In a conference call with analysts and investors, Macromedia Chief Executive Rob Burgess said the merger will make Macromedia a one-stop shop for Web professionals.

"In short, we think we've got the product lineup here that will fulfill that dream of Web professionals: to author both the look of a Web site and the application behind it," Burgess said.

Analysts were bullish on the long-term possibilities of the merger.

"Allaire provides functionality wherein you can embed code within your page, whereas Macromedia focuses toward building the site graphically," said Sasa Zorozic, an analyst with Robertson Stephens. "The two products combined lets you do both things at the same time. It makes sense."

Macromedia and Allaire have worked as partners in the past. Burgess said the merger will allow the companies to create a stronger, combined product that will encompass the entire Web development market.

Under the terms of the agreement, Macromedia will exchange 0.2 shares of its stock and $3 in cash for each Allaire share.

In its earnings report Tuesday, Macromedia said it earned $16.2 million, or 29 cents per share, a 97 percent increase from its profit of $8.2 million, or 15 cents per share, in the year-earlier period. Analysts polled by First Call expected the company to earn 25 cents per share.

Revenue for the third quarter, which ended Dec. 31, 2000, was $103.3 million, a 61 percent increase from $64.3 million during the same period last year.

"I'm delighted about the ability of the company to deliver strong earnings in uncertain times," Burgess said.

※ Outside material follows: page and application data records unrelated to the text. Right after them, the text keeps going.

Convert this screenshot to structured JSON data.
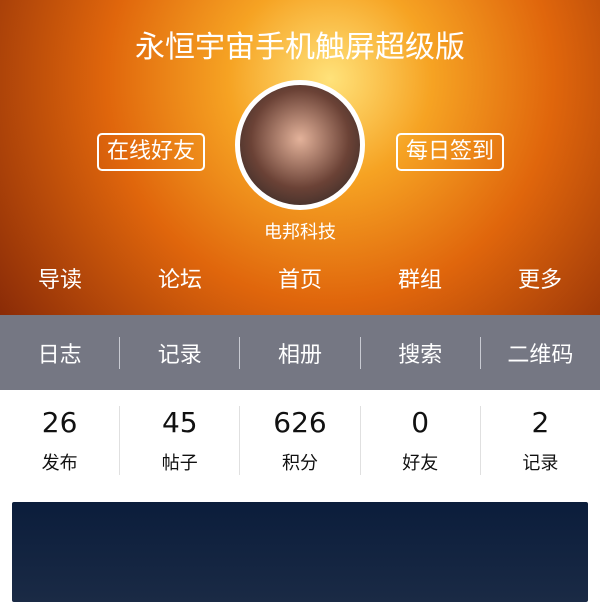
{
  "header": {
    "title": "永恒宇宙手机触屏超级版",
    "left_button": "在线好友",
    "right_button": "每日签到",
    "username": "电邦科技"
  },
  "nav": [
    "导读",
    "论坛",
    "首页",
    "群组",
    "更多"
  ],
  "subnav": [
    "日志",
    "记录",
    "相册",
    "搜索",
    "二维码"
  ],
  "stats": [
    {
      "value": "26",
      "label": "发布"
    },
    {
      "value": "45",
      "label": "帖子"
    },
    {
      "value": "626",
      "label": "积分"
    },
    {
      "value": "0",
      "label": "好友"
    },
    {
      "value": "2",
      "label": "记录"
    }
  ]
}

Although the company had a strong quarter and shipped new versions of Dreamweaver 4, Dreamweaver UltraDev 4 and Fireworks 4, management offered conservative future estimates because of "soft economic conditions." The company predicted flat revenue and pro forma earnings for its software business for the fourth quarter of fiscal 2001.

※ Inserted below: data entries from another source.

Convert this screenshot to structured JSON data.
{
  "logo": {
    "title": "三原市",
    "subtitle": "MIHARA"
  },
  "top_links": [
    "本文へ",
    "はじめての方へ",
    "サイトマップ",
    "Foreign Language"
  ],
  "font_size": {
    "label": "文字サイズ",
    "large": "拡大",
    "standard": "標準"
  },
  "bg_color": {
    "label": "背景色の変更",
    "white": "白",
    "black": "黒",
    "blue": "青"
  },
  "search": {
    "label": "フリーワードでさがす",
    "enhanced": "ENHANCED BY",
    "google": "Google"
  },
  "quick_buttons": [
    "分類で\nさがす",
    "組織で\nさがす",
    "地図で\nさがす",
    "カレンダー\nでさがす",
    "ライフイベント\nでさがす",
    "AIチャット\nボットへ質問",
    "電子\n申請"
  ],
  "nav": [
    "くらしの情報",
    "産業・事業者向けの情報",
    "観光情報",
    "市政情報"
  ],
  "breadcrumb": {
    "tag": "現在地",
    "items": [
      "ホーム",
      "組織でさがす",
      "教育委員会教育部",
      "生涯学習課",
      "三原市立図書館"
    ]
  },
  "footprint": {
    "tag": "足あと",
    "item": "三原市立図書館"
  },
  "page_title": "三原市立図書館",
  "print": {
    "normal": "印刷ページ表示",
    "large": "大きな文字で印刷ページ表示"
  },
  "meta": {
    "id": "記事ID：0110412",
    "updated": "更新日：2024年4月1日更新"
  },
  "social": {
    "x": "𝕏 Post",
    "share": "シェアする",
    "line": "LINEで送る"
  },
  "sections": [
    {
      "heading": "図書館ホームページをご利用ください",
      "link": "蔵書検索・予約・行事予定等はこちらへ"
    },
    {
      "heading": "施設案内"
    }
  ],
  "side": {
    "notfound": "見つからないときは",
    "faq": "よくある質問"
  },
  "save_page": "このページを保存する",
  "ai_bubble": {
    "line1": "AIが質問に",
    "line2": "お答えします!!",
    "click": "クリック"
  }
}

Macromedia said it will no longer include the financial results of Shockwave.com with its own earnings after Shockwave's merger with AtomFilms.

Beginning 2002, Macromedia will report its earnings in conjunction with Allaire. Revenues in fiscal year 2002 are expected to be approximately $630 million, or approximately 60 percent growth over expected fiscal year 2001 revenue for Macromedia's software business. Pro forma combined earnings for fiscal year 2002 are expected to be approximately $1.70 per share.